**BRIEF**
Copy every line of the material precisely.

**DATASET RECORDS**
◆ ◆ ◆ ◆

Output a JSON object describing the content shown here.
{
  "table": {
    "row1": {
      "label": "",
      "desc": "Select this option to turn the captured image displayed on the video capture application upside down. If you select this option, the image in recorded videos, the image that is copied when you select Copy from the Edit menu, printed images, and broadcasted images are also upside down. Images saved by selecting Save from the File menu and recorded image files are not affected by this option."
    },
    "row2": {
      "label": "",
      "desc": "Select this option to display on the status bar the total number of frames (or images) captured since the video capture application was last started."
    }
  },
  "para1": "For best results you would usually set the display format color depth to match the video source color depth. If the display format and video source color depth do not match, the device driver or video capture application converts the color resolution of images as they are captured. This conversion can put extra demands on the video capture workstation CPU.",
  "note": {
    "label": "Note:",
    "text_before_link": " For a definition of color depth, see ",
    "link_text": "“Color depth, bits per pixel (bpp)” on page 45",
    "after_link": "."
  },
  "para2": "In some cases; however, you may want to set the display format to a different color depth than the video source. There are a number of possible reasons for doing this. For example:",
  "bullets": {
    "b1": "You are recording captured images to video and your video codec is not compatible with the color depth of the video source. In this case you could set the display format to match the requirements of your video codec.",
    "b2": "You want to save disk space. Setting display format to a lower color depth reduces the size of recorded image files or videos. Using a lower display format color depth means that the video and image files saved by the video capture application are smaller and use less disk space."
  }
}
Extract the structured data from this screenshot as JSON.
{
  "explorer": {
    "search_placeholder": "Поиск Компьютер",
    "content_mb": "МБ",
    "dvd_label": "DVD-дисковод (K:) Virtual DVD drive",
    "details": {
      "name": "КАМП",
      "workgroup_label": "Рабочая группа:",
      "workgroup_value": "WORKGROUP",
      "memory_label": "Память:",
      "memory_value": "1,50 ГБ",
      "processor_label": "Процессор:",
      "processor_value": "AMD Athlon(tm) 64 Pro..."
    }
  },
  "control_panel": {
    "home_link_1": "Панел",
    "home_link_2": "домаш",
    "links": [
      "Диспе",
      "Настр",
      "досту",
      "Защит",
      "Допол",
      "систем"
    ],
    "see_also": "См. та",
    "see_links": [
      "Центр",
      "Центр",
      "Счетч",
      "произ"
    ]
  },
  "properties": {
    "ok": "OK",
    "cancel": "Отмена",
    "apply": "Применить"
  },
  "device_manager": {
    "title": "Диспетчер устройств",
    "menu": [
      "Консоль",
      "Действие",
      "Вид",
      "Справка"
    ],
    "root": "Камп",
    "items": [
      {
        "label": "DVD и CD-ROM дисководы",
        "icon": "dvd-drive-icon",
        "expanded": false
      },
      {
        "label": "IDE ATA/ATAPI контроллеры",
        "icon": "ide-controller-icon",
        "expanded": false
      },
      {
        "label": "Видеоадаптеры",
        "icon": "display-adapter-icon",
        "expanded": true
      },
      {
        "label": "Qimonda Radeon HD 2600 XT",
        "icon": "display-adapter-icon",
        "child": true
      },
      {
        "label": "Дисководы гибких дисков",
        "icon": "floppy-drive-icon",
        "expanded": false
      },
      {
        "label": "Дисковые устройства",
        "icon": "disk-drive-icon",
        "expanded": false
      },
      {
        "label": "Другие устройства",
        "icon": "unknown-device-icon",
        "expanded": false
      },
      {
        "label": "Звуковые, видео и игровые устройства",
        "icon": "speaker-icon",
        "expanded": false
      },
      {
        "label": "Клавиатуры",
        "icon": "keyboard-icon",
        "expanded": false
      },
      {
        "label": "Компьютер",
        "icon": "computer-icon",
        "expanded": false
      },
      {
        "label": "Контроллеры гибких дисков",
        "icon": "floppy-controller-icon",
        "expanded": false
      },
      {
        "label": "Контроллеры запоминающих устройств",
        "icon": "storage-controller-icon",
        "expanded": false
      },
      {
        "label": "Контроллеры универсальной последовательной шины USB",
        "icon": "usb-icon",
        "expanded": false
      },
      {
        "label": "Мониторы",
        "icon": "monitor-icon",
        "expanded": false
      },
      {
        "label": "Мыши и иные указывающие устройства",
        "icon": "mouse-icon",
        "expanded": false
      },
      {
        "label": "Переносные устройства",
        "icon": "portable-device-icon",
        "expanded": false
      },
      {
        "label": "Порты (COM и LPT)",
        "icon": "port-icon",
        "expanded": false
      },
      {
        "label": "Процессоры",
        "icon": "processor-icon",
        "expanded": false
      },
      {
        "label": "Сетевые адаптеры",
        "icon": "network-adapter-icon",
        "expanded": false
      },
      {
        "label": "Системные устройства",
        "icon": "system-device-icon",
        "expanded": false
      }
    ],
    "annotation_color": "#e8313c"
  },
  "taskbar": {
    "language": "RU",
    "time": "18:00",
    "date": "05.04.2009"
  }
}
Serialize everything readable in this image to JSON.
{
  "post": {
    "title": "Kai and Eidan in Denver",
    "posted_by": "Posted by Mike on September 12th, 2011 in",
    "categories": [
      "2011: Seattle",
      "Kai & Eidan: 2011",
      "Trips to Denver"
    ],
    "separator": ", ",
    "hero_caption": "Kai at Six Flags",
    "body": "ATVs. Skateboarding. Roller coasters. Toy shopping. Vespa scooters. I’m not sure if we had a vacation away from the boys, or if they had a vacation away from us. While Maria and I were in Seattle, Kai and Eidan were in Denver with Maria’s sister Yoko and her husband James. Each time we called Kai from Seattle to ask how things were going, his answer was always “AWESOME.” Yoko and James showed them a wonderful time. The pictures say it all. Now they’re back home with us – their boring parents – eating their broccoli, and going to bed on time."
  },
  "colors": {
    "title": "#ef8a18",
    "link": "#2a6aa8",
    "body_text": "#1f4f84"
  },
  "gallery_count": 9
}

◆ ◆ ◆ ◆

**COMPLETED EXERCISE**
Output a JSON object describing the content shown here.
{
  "table": {
    "row1": {
      "label": "",
      "desc": "Select this option to turn the captured image displayed on the video capture application upside down. If you select this option, the image in recorded videos, the image that is copied when you select Copy from the Edit menu, printed images, and broadcasted images are also upside down. Images saved by selecting Save from the File menu and recorded image files are not affected by this option."
    },
    "row2": {
      "label": "",
      "desc": "Select this option to display on the status bar the total number of frames (or images) captured since the video capture application was last started."
    }
  },
  "para1": "For best results you would usually set the display format color depth to match the video source color depth. If the display format and video source color depth do not match, the device driver or video capture application converts the color resolution of images as they are captured. This conversion can put extra demands on the video capture workstation CPU.",
  "note": {
    "label": "Note:",
    "text_before_link": " For a definition of color depth, see ",
    "link_text": "“Color depth, bits per pixel (bpp)” on page 45",
    "after_link": "."
  },
  "para2": "In some cases; however, you may want to set the display format to a different color depth than the video source. There are a number of possible reasons for doing this. For example:",
  "bullets": {
    "b1": "You are recording captured images to video and your video codec is not compatible with the color depth of the video source. In this case you could set the display format to match the requirements of your video codec.",
    "b2": "You want to save disk space. Setting display format to a lower color depth reduces the size of recorded image files or videos. Using a lower display format color depth means that the video and image files saved by the video capture application are smaller and use less disk space."
  }
}
Extract the structured data from this screenshot as JSON.
{
  "explorer": {
    "search_placeholder": "Поиск Компьютер",
    "content_mb": "МБ",
    "dvd_label": "DVD-дисковод (K:) Virtual DVD drive",
    "details": {
      "name": "КАМП",
      "workgroup_label": "Рабочая группа:",
      "workgroup_value": "WORKGROUP",
      "memory_label": "Память:",
      "memory_value": "1,50 ГБ",
      "processor_label": "Процессор:",
      "processor_value": "AMD Athlon(tm) 64 Pro..."
    }
  },
  "control_panel": {
    "home_link_1": "Панел",
    "home_link_2": "домаш",
    "links": [
      "Диспе",
      "Настр",
      "досту",
      "Защит",
      "Допол",
      "систем"
    ],
    "see_also": "См. та",
    "see_links": [
      "Центр",
      "Центр",
      "Счетч",
      "произ"
    ]
  },
  "properties": {
    "ok": "OK",
    "cancel": "Отмена",
    "apply": "Применить"
  },
  "device_manager": {
    "title": "Диспетчер устройств",
    "menu": [
      "Консоль",
      "Действие",
      "Вид",
      "Справка"
    ],
    "root": "Камп",
    "items": [
      {
        "label": "DVD и CD-ROM дисководы",
        "icon": "dvd-drive-icon",
        "expanded": false
      },
      {
        "label": "IDE ATA/ATAPI контроллеры",
        "icon": "ide-controller-icon",
        "expanded": false
      },
      {
        "label": "Видеоадаптеры",
        "icon": "display-adapter-icon",
        "expanded": true
      },
      {
        "label": "Qimonda Radeon HD 2600 XT",
        "icon": "display-adapter-icon",
        "child": true
      },
      {
        "label": "Дисководы гибких дисков",
        "icon": "floppy-drive-icon",
        "expanded": false
      },
      {
        "label": "Дисковые устройства",
        "icon": "disk-drive-icon",
        "expanded": false
      },
      {
        "label": "Другие устройства",
        "icon": "unknown-device-icon",
        "expanded": false
      },
      {
        "label": "Звуковые, видео и игровые устройства",
        "icon": "speaker-icon",
        "expanded": false
      },
      {
        "label": "Клавиатуры",
        "icon": "keyboard-icon",
        "expanded": false
      },
      {
        "label": "Компьютер",
        "icon": "computer-icon",
        "expanded": false
      },
      {
        "label": "Контроллеры гибких дисков",
        "icon": "floppy-controller-icon",
        "expanded": false
      },
      {
        "label": "Контроллеры запоминающих устройств",
        "icon": "storage-controller-icon",
        "expanded": false
      },
      {
        "label": "Контроллеры универсальной последовательной шины USB",
        "icon": "usb-icon",
        "expanded": false
      },
      {
        "label": "Мониторы",
        "icon": "monitor-icon",
        "expanded": false
      },
      {
        "label": "Мыши и иные указывающие устройства",
        "icon": "mouse-icon",
        "expanded": false
      },
      {
        "label": "Переносные устройства",
        "icon": "portable-device-icon",
        "expanded": false
      },
      {
        "label": "Порты (COM и LPT)",
        "icon": "port-icon",
        "expanded": false
      },
      {
        "label": "Процессоры",
        "icon": "processor-icon",
        "expanded": false
      },
      {
        "label": "Сетевые адаптеры",
        "icon": "network-adapter-icon",
        "expanded": false
      },
      {
        "label": "Системные устройства",
        "icon": "system-device-icon",
        "expanded": false
      }
    ],
    "annotation_color": "#e8313c"
  },
  "taskbar": {
    "language": "RU",
    "time": "18:00",
    "date": "05.04.2009"
  }
}
Serialize everything readable in this image to JSON.
{
  "post": {
    "title": "Kai and Eidan in Denver",
    "posted_by": "Posted by Mike on September 12th, 2011 in",
    "categories": [
      "2011: Seattle",
      "Kai & Eidan: 2011",
      "Trips to Denver"
    ],
    "separator": ", ",
    "hero_caption": "Kai at Six Flags",
    "body": "ATVs. Skateboarding. Roller coasters. Toy shopping. Vespa scooters. I’m not sure if we had a vacation away from the boys, or if they had a vacation away from us. While Maria and I were in Seattle, Kai and Eidan were in Denver with Maria’s sister Yoko and her husband James. Each time we called Kai from Seattle to ask how things were going, his answer was always “AWESOME.” Yoko and James showed them a wonderful time. The pictures say it all. Now they’re back home with us – their boring parents – eating their broccoli, and going to bed on time."
  },
  "colors": {
    "title": "#ef8a18",
    "link": "#2a6aa8",
    "body_text": "#1f4f84"
  },
  "gallery_count": 9
}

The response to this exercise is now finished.